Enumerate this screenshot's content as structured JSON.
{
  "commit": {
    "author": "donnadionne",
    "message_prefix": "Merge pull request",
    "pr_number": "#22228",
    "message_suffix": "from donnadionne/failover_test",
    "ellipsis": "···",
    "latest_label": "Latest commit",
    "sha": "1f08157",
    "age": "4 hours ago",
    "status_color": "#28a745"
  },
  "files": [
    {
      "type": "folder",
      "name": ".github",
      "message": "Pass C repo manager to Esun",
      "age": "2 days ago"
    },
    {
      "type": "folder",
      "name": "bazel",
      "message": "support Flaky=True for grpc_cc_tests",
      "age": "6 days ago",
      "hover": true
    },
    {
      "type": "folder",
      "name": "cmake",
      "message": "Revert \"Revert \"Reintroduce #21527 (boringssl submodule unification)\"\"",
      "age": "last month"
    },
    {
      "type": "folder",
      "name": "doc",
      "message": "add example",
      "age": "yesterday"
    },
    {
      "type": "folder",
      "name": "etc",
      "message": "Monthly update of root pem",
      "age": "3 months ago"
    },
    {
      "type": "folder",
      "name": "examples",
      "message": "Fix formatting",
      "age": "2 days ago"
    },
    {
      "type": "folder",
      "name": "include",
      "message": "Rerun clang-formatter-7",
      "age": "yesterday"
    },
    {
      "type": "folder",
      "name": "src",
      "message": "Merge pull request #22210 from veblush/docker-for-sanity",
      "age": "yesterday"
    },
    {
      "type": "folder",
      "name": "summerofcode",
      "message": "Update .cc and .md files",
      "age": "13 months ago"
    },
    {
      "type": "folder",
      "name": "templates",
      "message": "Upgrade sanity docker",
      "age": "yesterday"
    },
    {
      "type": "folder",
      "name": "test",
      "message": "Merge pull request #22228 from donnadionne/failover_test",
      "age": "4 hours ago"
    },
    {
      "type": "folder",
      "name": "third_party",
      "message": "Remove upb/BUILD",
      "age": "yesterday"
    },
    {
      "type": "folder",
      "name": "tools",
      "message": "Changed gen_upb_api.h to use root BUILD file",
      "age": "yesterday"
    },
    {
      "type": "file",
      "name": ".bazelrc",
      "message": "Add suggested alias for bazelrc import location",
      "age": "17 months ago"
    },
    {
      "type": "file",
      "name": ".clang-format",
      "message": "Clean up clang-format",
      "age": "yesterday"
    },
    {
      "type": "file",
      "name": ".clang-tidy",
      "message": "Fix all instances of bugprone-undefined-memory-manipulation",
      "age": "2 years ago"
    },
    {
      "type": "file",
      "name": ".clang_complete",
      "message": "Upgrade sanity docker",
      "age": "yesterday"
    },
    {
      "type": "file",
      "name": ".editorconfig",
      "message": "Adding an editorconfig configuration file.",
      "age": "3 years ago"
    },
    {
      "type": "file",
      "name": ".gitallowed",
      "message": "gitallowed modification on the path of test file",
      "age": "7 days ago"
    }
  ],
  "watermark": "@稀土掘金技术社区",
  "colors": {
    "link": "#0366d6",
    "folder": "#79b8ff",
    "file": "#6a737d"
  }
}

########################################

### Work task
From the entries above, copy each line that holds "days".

### Written answer
      "age": "2 days ago"
      "age": "6 days ago",
      "age": "2 days ago"
      "age": "7 days ago"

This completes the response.